One or more multi-compartment fabric filter baghouses are located above the absorber vessel to allow recirculation of particulate solids. The multi-compartment baghouse lends itself to on-line replacement of filter bags with one compartment off-line. Separate compartments are each lockable on the flue gas side for maintenance purposes thus it is possible to shut down one compartment for maintenance while running the remaining compartments with 100% boiler flue gas flow. The baghouse hoppers serve as temporary storage bins for the large portion of the material that is fed into the solids recycling system. This is accomplished by means of a control valve via maintenance-free air-slides back into the absorber.

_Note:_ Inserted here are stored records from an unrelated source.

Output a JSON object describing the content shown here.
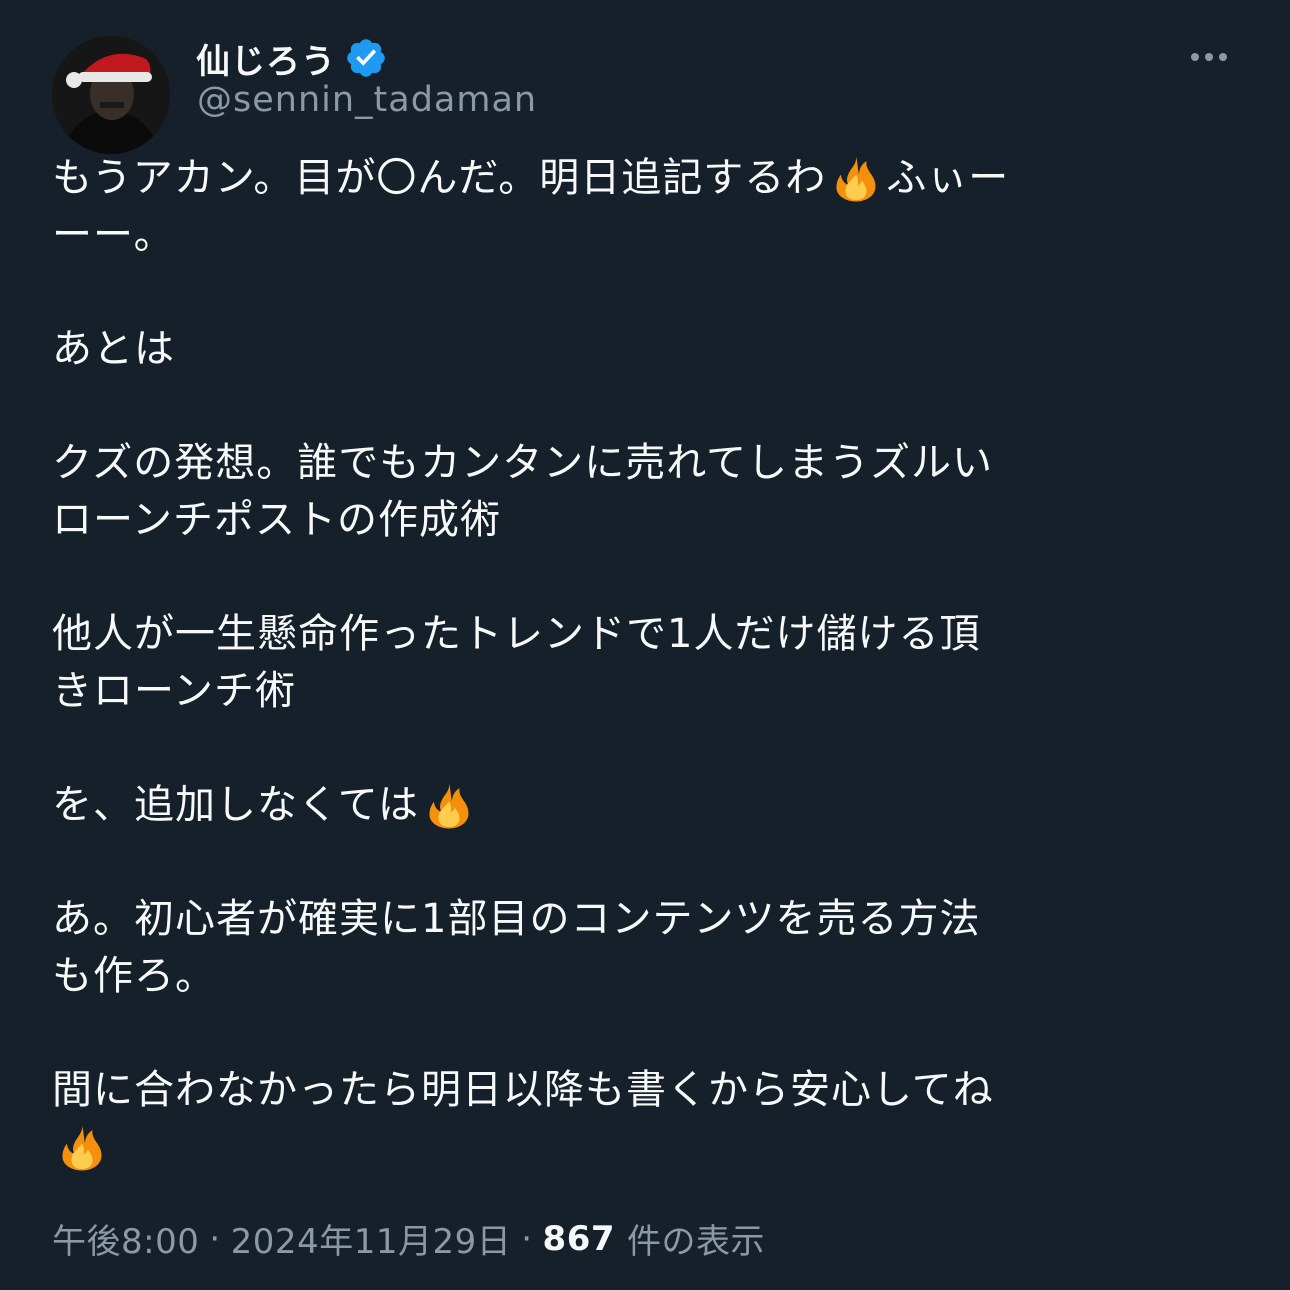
{
  "author": {
    "display_name": "仙じろう",
    "handle": "@sennin_tadaman",
    "verified": true,
    "avatar_icon": "avatar-santa-hat",
    "verified_icon": "verified-badge-icon",
    "verified_color": "#1d9bf0"
  },
  "more_icon": "more-options-icon",
  "post": {
    "lines": [
      {
        "text": "もうアカン。目が〇んだ。明日追記するわ",
        "emoji_after": "fire",
        "tail": "ふぃー"
      },
      {
        "text": "ーー。"
      },
      {
        "blank": true
      },
      {
        "text": "あとは"
      },
      {
        "blank": true
      },
      {
        "text": "クズの発想。誰でもカンタンに売れてしまうズルい"
      },
      {
        "text": "ローンチポストの作成術"
      },
      {
        "blank": true
      },
      {
        "text": "他人が一生懸命作ったトレンドで1人だけ儲ける頂"
      },
      {
        "text": "きローンチ術"
      },
      {
        "blank": true
      },
      {
        "text": "を、追加しなくては",
        "emoji_after": "fire"
      },
      {
        "blank": true
      },
      {
        "text": "あ。初心者が確実に1部目のコンテンツを売る方法"
      },
      {
        "text": "も作ろ。"
      },
      {
        "blank": true
      },
      {
        "text": "間に合わなかったら明日以降も書くから安心してね"
      },
      {
        "emoji_only": "fire"
      }
    ]
  },
  "meta": {
    "time": "午後8:00",
    "separator": "·",
    "date": "2024年11月29日",
    "views_count": "867",
    "views_label": "件の表示"
  },
  "colors": {
    "background": "#15202b",
    "text": "#f7f9f9",
    "secondary": "#8b98a5"
  }
}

World's largest CFB scrubber
In June 2011, a 520 MWe coal power plant at Basin Electric's Dry Fork station (Figure 2) went on-line in Gillette, Wyoming, USA (due to its 4430 ft site elevation, the actual net plant output of the Dry Fork power plant is rated at 420 MWe). Behind its pulverised coal boiler sits the largest single absorber dry scrubber operating in the world today.
Since it has gone on-line, the CFB scrubber has demonstrated a very high, 98%, availability while meeting all the strict emission requirements set by the US EPA and the state of Wyoming. The emission regulations are designed to directly or indirectly limit a broad array of compounds designated as pollutants such as SO2, SO3, HCl, H2SO4, HF, PM10, PM2.5, mercury and other heavy metals.
During the project planning phase, Basin Electric hired Sargent and Lundy to evaluate and recommend the FGD technology based on the criteria of achieving these strict emission limits while delivering the best economics and reliability. After months of study and evaluation, Sargent and Lundy recommended the Graf-Wulff CFB scrubber technology ultimately selected by Basin Electric.
Since it went into operation, the CFB scrubber at the Basin Electric plant has exceeded its design performance, reducing SOx by 95-98%, to levels below 0.06 lb/MMBtu (50-60 mg/m³). It also passed a 30 day mercury removal compliance test by meeting the permitted emission limit of 20 lb/TWh (2.35 µg/m³) while demonstrating a mercury removal rate in excess of 95%.
In addition, the CFB scrubber provided other key benefits to the Basin Electric Dry Fork project such as reduced scrubber water requirement by 30% and real estate by 80% relative to WFGD technology. Furthermore, the scrubber ash can be put to good use, filling and stabilising a nearby open pit coal mine.

Figure 1. CFB scrubber process flow schematic (courtesy Foster Wheeler)
Table 1. Wet FGD, SDA, and CFB: capabilities compared
Figure 2. Basin Electric Dry Fork power station (photograph courtesy Basin Electric Co-Op and Wyoming Municipal Power Agency)


Linkedin Linkedin   
Privacy Policy
We have updated our privacy policy. In the latest update it explains what cookies are and how we use them on our site. To learn more about cookies and their benefits, please view our privacy policy. Please be aware that parts of this site will not function correctly if you disable cookies. By continuing to use this site, you consent to our use of cookies in accordance with our privacy policy unless you have disabled them.